- **TASK DIRECTIONS**
Search the records below for the word "Package". Pull out each line that has it.

----

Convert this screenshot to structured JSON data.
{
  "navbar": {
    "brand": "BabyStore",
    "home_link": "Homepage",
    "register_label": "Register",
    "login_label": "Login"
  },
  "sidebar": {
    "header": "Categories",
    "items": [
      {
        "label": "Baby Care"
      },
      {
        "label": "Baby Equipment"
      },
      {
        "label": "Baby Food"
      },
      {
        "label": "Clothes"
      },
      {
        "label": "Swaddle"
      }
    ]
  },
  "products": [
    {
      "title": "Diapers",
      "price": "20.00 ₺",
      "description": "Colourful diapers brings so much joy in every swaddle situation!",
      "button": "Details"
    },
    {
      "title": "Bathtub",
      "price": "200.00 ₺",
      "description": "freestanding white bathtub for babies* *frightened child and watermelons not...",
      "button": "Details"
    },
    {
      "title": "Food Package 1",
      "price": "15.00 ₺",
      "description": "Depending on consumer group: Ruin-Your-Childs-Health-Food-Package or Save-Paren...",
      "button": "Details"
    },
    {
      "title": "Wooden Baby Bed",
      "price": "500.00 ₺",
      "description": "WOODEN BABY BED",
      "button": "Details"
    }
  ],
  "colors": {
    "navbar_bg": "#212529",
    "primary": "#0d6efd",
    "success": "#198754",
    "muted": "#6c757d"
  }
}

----

- **TASK ANSWER**
      "title": "Food Package 1",
      "description": "Depending on consumer group: Ruin-Your-Childs-Health-Food-Package or Save-Paren...",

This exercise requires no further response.